Problem to work on:
The line containing "What's the underlying" marks the start of the required copy, which runs to the final line of the entries; return those lines exactly, without any pictures.

Data to process:

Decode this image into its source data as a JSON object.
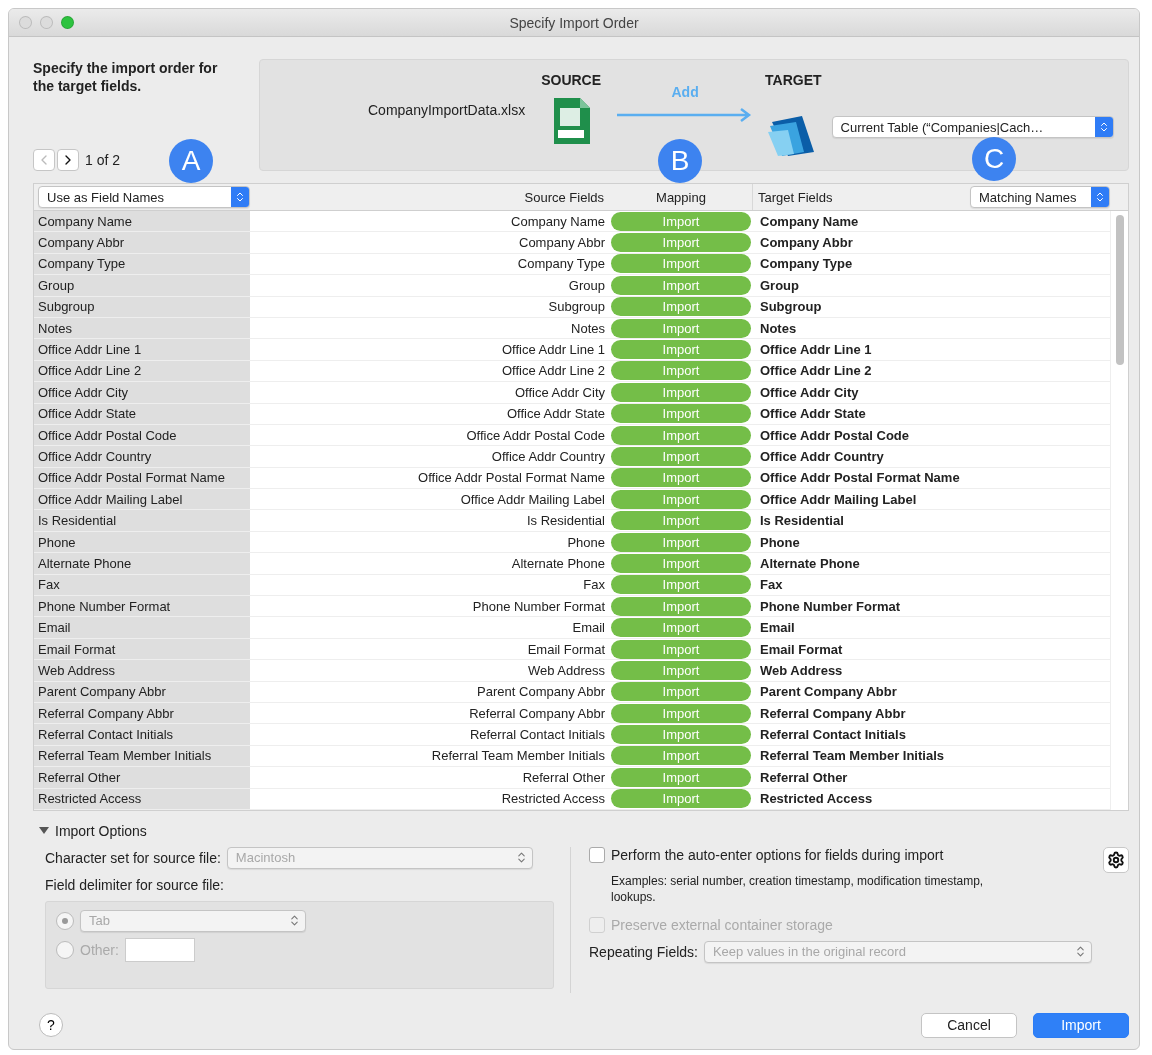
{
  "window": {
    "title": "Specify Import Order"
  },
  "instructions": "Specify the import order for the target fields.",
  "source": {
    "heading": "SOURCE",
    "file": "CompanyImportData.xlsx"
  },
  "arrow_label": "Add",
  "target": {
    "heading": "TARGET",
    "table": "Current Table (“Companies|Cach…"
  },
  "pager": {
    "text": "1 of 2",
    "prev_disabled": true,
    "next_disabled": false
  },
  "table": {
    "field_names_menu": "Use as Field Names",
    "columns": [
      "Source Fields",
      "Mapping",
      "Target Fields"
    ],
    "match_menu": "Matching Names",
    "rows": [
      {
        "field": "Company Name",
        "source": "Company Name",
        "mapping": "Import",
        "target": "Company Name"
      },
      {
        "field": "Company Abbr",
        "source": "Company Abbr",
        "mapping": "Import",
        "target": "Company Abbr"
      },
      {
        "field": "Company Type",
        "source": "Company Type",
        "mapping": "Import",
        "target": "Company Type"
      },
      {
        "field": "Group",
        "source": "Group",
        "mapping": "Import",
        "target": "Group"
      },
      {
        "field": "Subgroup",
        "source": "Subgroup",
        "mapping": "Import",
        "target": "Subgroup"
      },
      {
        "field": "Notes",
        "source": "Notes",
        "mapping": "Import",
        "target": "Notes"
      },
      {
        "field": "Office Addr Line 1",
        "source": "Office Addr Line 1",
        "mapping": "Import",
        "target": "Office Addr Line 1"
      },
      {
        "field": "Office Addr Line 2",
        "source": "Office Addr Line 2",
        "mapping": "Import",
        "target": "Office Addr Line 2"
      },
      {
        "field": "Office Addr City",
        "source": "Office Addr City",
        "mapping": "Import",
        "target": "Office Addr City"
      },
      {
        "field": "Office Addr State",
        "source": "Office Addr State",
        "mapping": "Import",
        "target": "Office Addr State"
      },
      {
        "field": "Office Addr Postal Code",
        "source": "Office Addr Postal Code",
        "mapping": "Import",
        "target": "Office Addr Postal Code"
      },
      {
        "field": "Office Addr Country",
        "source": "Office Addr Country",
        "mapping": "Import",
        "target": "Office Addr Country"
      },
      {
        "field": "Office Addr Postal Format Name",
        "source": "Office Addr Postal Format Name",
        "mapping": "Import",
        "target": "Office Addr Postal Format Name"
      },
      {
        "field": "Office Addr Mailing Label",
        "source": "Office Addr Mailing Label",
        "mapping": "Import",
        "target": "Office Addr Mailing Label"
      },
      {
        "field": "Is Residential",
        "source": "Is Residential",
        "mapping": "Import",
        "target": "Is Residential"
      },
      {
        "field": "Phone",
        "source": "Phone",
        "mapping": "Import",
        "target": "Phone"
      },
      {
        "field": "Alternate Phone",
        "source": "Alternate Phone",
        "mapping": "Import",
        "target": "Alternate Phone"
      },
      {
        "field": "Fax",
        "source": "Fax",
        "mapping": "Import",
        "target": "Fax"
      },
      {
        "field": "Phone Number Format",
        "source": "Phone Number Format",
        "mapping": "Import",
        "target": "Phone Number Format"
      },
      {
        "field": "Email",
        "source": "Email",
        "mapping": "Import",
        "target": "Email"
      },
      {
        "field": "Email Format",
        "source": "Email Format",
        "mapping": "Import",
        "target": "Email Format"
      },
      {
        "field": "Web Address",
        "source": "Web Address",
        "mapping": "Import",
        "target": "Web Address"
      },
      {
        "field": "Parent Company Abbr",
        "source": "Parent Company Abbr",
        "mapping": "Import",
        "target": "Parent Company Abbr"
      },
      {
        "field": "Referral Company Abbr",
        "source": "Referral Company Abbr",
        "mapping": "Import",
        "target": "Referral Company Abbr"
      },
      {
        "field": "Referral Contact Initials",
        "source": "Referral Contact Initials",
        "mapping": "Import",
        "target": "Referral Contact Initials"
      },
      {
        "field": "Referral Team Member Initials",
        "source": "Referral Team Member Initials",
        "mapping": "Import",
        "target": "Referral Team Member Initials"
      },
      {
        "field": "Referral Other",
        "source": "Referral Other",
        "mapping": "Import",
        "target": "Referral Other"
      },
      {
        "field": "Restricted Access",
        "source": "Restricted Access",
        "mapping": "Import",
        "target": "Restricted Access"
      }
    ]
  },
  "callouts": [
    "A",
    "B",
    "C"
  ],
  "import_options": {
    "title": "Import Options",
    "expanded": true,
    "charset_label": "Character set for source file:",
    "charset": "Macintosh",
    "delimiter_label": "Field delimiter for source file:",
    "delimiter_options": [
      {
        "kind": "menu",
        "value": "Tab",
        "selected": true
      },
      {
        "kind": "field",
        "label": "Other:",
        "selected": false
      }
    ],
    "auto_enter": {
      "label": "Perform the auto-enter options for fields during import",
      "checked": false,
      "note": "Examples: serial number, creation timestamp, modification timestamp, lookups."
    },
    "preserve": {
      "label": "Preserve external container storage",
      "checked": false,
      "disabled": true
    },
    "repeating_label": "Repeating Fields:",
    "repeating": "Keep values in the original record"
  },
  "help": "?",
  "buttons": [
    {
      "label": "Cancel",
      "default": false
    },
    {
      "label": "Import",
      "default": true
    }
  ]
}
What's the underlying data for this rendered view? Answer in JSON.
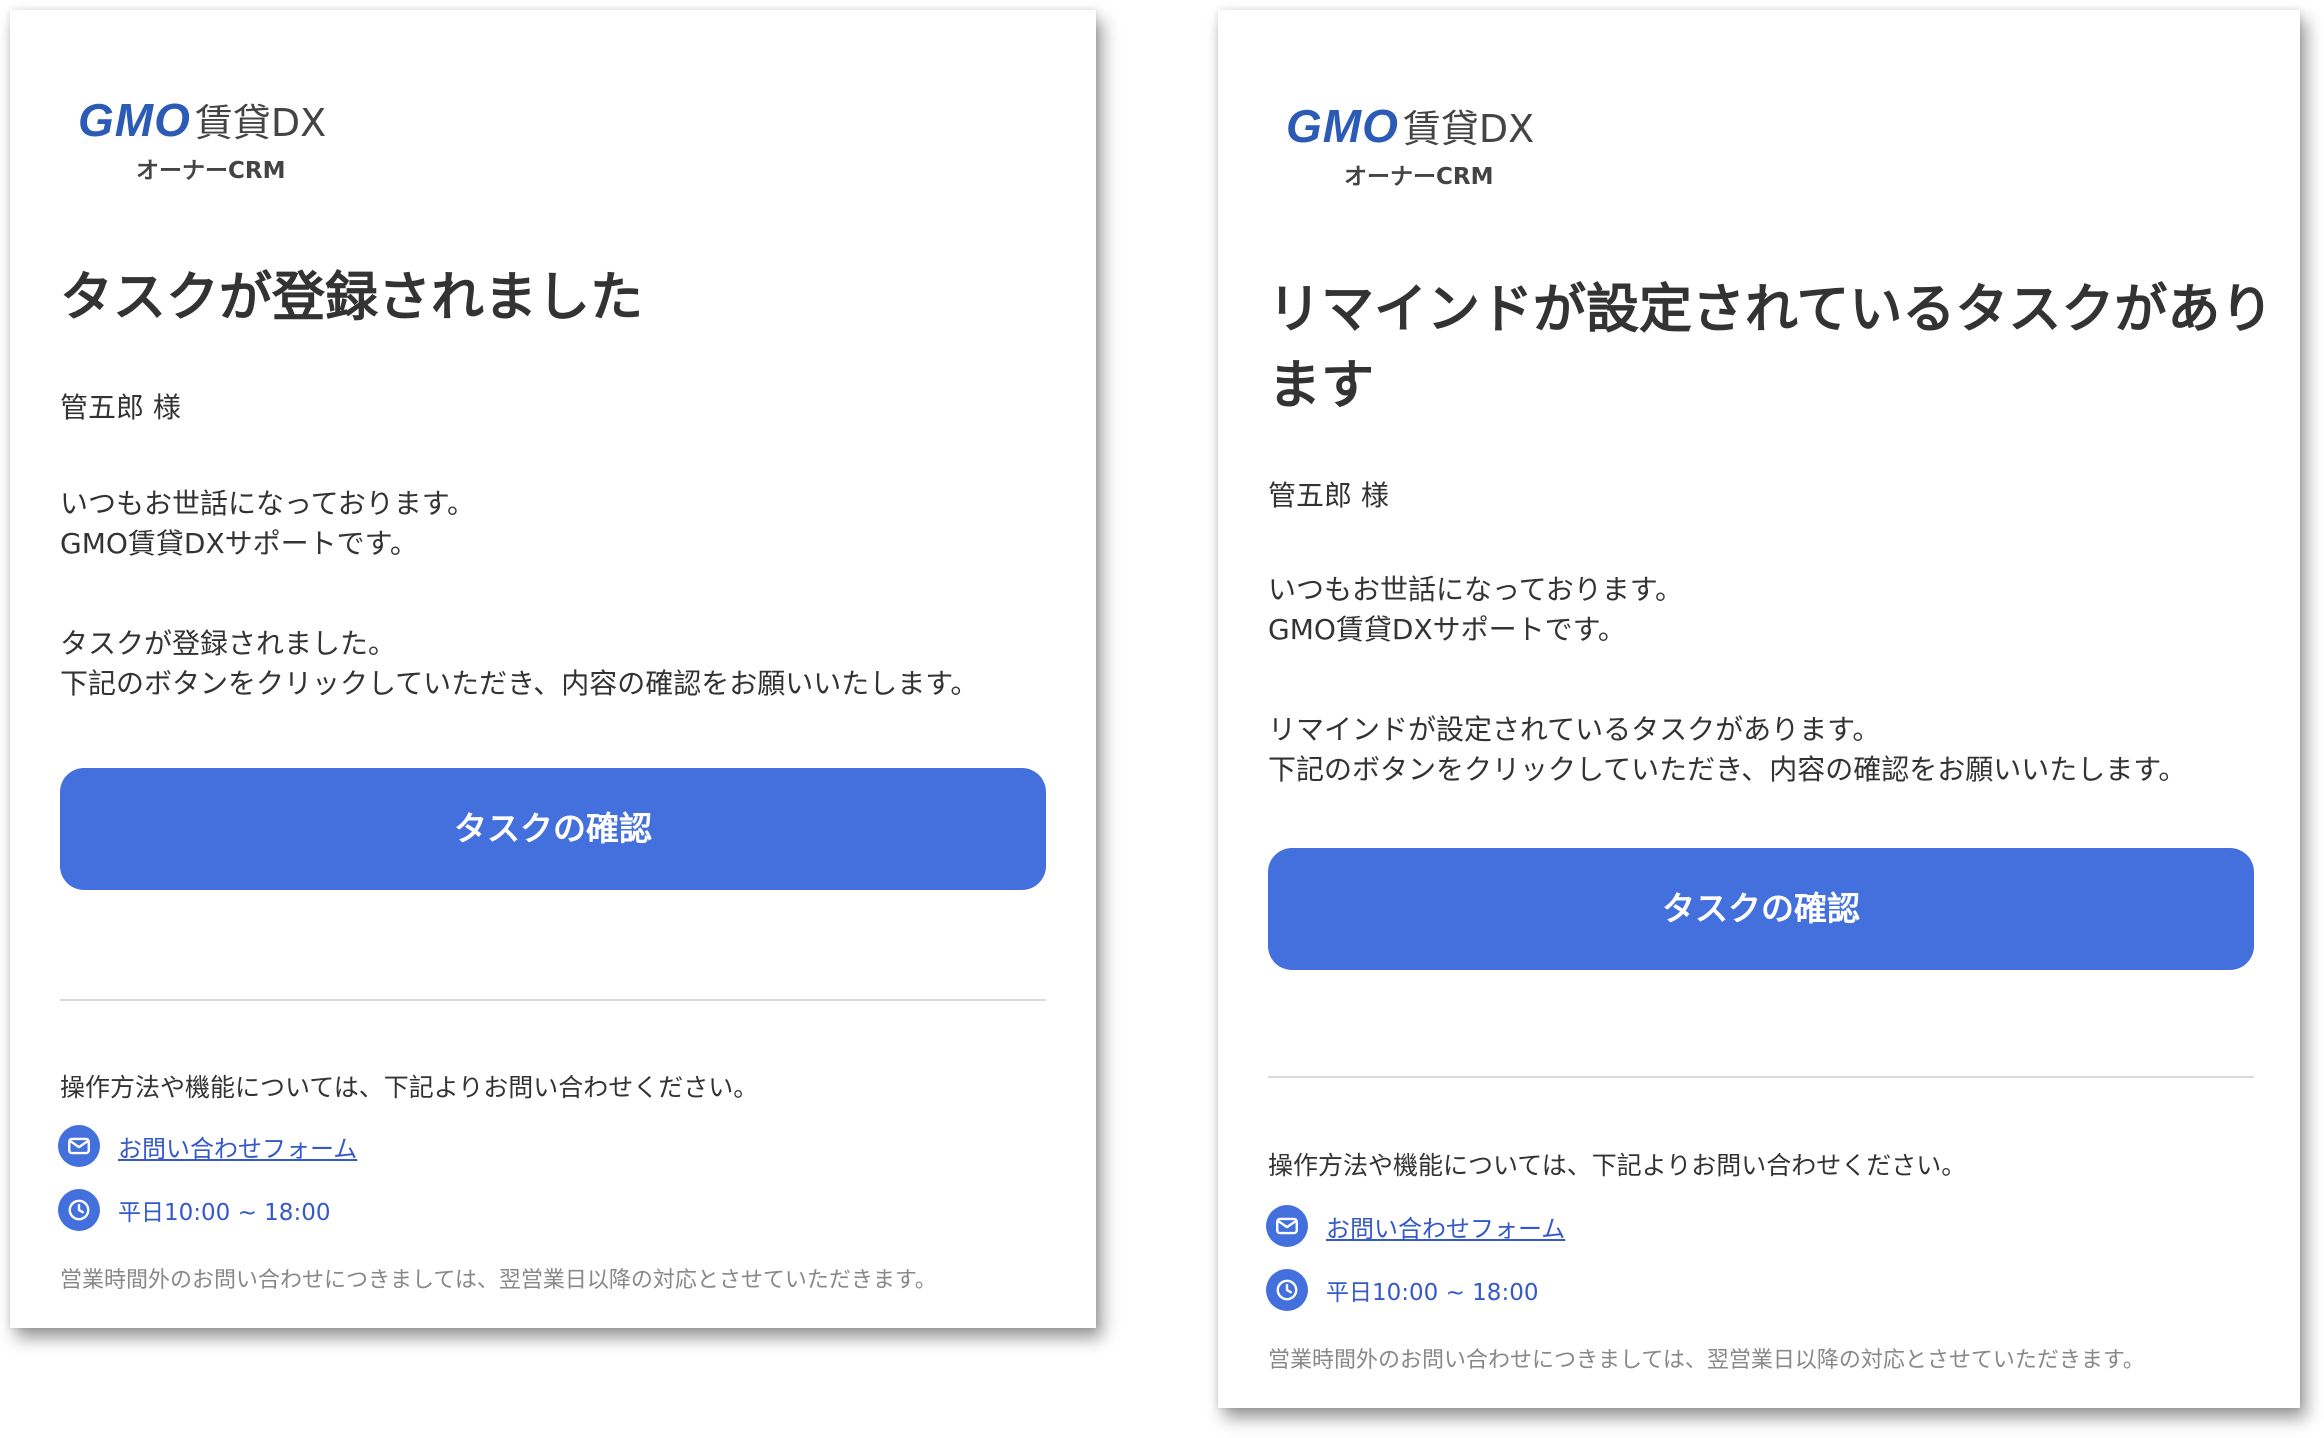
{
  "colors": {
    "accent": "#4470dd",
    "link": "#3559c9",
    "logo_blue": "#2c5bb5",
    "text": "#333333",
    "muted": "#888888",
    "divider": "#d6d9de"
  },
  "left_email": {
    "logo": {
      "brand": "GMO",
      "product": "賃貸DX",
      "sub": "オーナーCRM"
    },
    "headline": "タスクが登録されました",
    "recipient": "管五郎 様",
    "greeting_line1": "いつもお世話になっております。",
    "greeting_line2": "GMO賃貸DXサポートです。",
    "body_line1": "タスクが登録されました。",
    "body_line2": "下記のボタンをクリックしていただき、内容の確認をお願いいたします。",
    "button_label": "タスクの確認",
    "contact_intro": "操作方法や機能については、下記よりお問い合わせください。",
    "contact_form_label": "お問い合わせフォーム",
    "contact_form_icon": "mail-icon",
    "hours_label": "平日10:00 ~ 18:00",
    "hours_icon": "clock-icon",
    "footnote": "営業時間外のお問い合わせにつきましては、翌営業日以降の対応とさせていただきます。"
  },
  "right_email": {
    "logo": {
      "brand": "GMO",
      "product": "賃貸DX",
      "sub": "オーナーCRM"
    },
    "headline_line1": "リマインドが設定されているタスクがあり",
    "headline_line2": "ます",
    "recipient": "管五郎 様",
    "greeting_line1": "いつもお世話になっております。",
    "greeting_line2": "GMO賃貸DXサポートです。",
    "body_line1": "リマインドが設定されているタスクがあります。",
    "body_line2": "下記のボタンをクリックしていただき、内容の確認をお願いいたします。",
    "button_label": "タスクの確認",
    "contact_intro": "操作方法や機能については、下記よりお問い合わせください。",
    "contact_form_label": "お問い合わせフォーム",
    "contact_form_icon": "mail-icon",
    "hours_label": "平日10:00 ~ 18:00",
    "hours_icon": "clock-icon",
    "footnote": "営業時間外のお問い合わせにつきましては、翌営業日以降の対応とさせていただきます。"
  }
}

Final answer:
What's the underlying data for this rendered view? Answer in JSON.
{
  "colors": {
    "accent": "#4470dd",
    "link": "#3559c9",
    "logo_blue": "#2c5bb5",
    "text": "#333333",
    "muted": "#888888",
    "divider": "#d6d9de"
  },
  "left_email": {
    "logo": {
      "brand": "GMO",
      "product": "賃貸DX",
      "sub": "オーナーCRM"
    },
    "headline": "タスクが登録されました",
    "recipient": "管五郎 様",
    "greeting_line1": "いつもお世話になっております。",
    "greeting_line2": "GMO賃貸DXサポートです。",
    "body_line1": "タスクが登録されました。",
    "body_line2": "下記のボタンをクリックしていただき、内容の確認をお願いいたします。",
    "button_label": "タスクの確認",
    "contact_intro": "操作方法や機能については、下記よりお問い合わせください。",
    "contact_form_label": "お問い合わせフォーム",
    "contact_form_icon": "mail-icon",
    "hours_label": "平日10:00 ~ 18:00",
    "hours_icon": "clock-icon",
    "footnote": "営業時間外のお問い合わせにつきましては、翌営業日以降の対応とさせていただきます。"
  },
  "right_email": {
    "logo": {
      "brand": "GMO",
      "product": "賃貸DX",
      "sub": "オーナーCRM"
    },
    "headline_line1": "リマインドが設定されているタスクがあり",
    "headline_line2": "ます",
    "recipient": "管五郎 様",
    "greeting_line1": "いつもお世話になっております。",
    "greeting_line2": "GMO賃貸DXサポートです。",
    "body_line1": "リマインドが設定されているタスクがあります。",
    "body_line2": "下記のボタンをクリックしていただき、内容の確認をお願いいたします。",
    "button_label": "タスクの確認",
    "contact_intro": "操作方法や機能については、下記よりお問い合わせください。",
    "contact_form_label": "お問い合わせフォーム",
    "contact_form_icon": "mail-icon",
    "hours_label": "平日10:00 ~ 18:00",
    "hours_icon": "clock-icon",
    "footnote": "営業時間外のお問い合わせにつきましては、翌営業日以降の対応とさせていただきます。"
  }
}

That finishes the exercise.